Marcus Johansson, WAS at PIT ($5,000): Marc-Andre Fleury is sort of the inverse of Holtby. He had a 3.02 GAA and a .909 save percentage during the regular season, but he's been much better in the postseason. However, the sample size of the regular season is larger, so there is still reason for some concern. Plus, Fleury has been kept quite busy, as he's faced 37.9 shots on net per game in the playoffs. That comes after a regular season wherein the Penguins gave up 32.6 shots on goal per contest. Johansson has five points in the playoffs, and during the regular season he notched 58 points, including 19 on the power play.

Chris Kreider, NYR vs. OTT ($4,900): Kreider notched his first goal of the playoffs in Game 2 of this series but he's been busy, as he has 20 shots on goal in the postseason (including nine in this series). He started 35.3 percent of his shifts in the offensive zone, which was the most of any Rangers forward. Kreider made the most of that, tallying a career-high 28 goals in 75 games. The Senators allowed 2.80 goals per game on the road, and they also had the 27th-ranked penalty kill after the All-Star break.


Justin Schultz, PIT vs. WAS ($5,100): After a breakout regular season, Schultz finds himself as Pittsburgh's top defenseman with Kris Letang out of commission. After ending the regular season with a three-game point streak, he's added four more points in the playoffs. Every single one of his postseason points has come with the extra man, and he's averaged 3:16 per game on the power play. Washington had a really good penalty kill during the regular season, although it only ranked 11th after the All-Star break. With Holtby's struggles, the penalty kill is even less foreboding in the postseason.

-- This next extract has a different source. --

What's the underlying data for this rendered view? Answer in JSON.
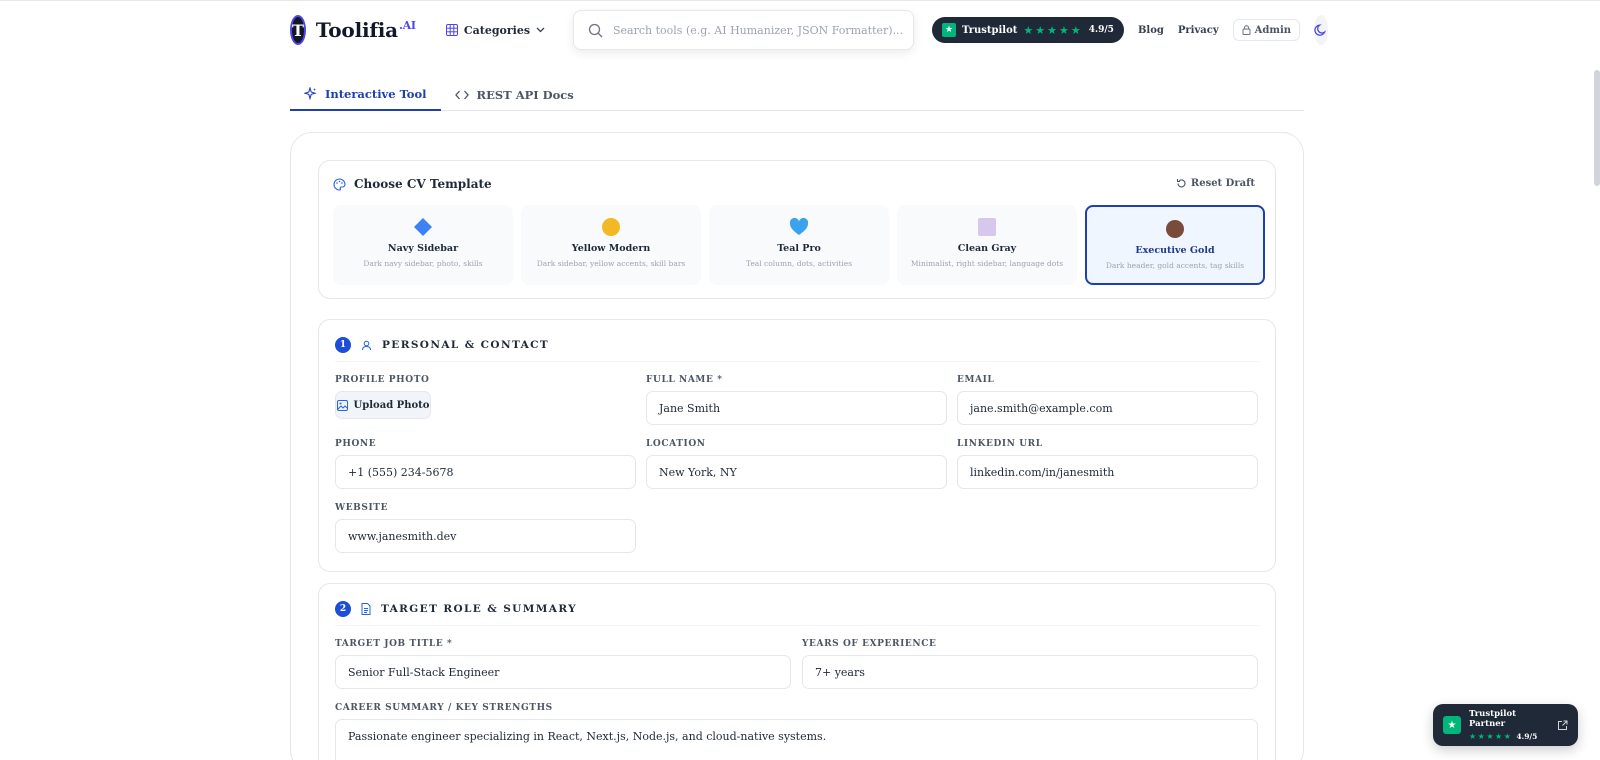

Brady Skjei, NYR vs. OTT ($3,600): Yes, Skjei scored two goals in Game 2, which is great, but it's only one game. However, he does have two more goals in this postseason, and he's tallied 13 shots on goal in the playoffs. Just as important, he started 38.6 percent of his shifts in the offensive zone, second most on the Rangers. Clearly, he has offensive skill, and he gets a lot of offensive opportunity. At this price, considering Skjei's upside, there is real potential for him to end up being a steal.

The author(s) of this article may play in daily fantasy contests including – but not limited to – games that they have provided recommendations or advice on in this article. In the course of playing in these games using their personal accounts, it's possible that they will use players in their lineups or other strategies that differ from the recommendations they have provided above. The recommendations in this article do not necessarily reflect the views of RotoWire.